Carlyle Group, who this week became the latest private equity (PE) house to announce its intentions with regards to investing in emerging markets in the near future, have had further success on this front.
The Financial Times reports that Carlyle’s first fundraiser specifically aimed at sub-Saharan Africa has smashed its target, closing 40% above the firms initial target and raising $698 million.
Although the African continent as a whole is still the baby of the PE marketplace in terms of the money it raises and the sums that are invested there, it is undeniable that the steady stream of investment that has gradually built in recent years is looking like becoming a flood in the near future.
What is Driving Interest in Africa?
For much of the last decade, investment in Africa has been about laying the foundations for a successful future. This has seen sectors such as agriculture, real estate, infrastructure and transport get much of the attention of the investors that have been focused on the region.

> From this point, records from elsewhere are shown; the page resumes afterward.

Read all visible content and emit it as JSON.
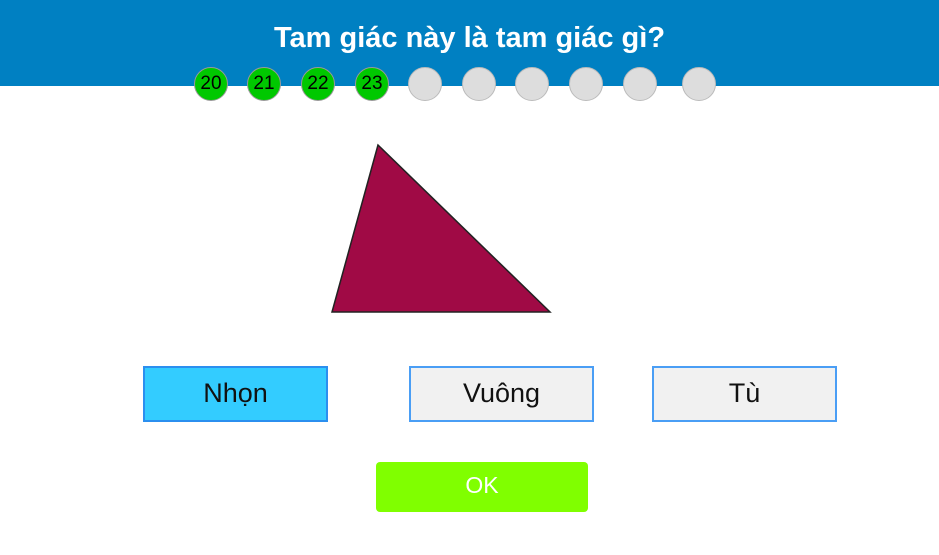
{
  "header": {
    "title": "Tam giác này là tam giác gì?",
    "color": "#0080C2"
  },
  "progress": [
    {
      "label": "20",
      "state": "done"
    },
    {
      "label": "21",
      "state": "done"
    },
    {
      "label": "22",
      "state": "done"
    },
    {
      "label": "23",
      "state": "done"
    },
    {
      "label": "",
      "state": "pending"
    },
    {
      "label": "",
      "state": "pending"
    },
    {
      "label": "",
      "state": "pending"
    },
    {
      "label": "",
      "state": "pending"
    },
    {
      "label": "",
      "state": "pending"
    },
    {
      "label": "",
      "state": "pending"
    }
  ],
  "shape": {
    "type": "triangle",
    "fill": "#A00A45"
  },
  "options": [
    {
      "label": "Nhọn",
      "selected": true
    },
    {
      "label": "Vuông",
      "selected": false
    },
    {
      "label": "Tù",
      "selected": false
    }
  ],
  "ok_label": "OK"
}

These foundations are now widely seen to be in place, and alongside improving education standards in Africa meaning many of the most talented individuals are now staying at home rather than heading abroad to study and then launch their career, are ready to be built upon.
Overall, this has meant that Africa’s growing middle class have been set to drive most investment, with firms looking widely at consumer goods, and at how they can develop these markets across Africa. However, discoveries of valuable natural resources, including oil and gas, in recent times, have also proven attractive.
While investors are increasingly looking at Africa, Carlyle have been the industry leaders in creating a fund committed to the region, which has undoubtedly helped it to achieve such a successful fundraising round.
Notably, Marlon Chigwende of Carlyle told the FT that 50% of the $698 million raised came from investors that hadn’t invested in Africa before. It is these investors that are going to have the biggest impact in the development of the African economy on the back of PE investments in the years to come, without question. Chigwende said, “[Investing in Africa] is much better than it has been historically.
If you look at the quality of the growth, the emerging middle class has made it a stabler and broader base…A lot of the growth if you go back 16 years started off in the extraction industry, but over the last 10 years it’s flipped – two-thirds of the growth is now consumer-driven and that’s more sustainable.”
Where Will the Money Go?
It has long been reported that East Africa is currently the big opportunity for investors on the continent, and other global firms in addition to Carlyle are now turning their attention to the region.
However, it is not just in Kenya, Tanzania, Uganda and Rwanda where opportunities abound; Nigeria announced earlier in April 2014 that its economy had grown an astonishing 89% to $509 billion, making it Africa’s biggest economy for the first time, overtaking South Africa.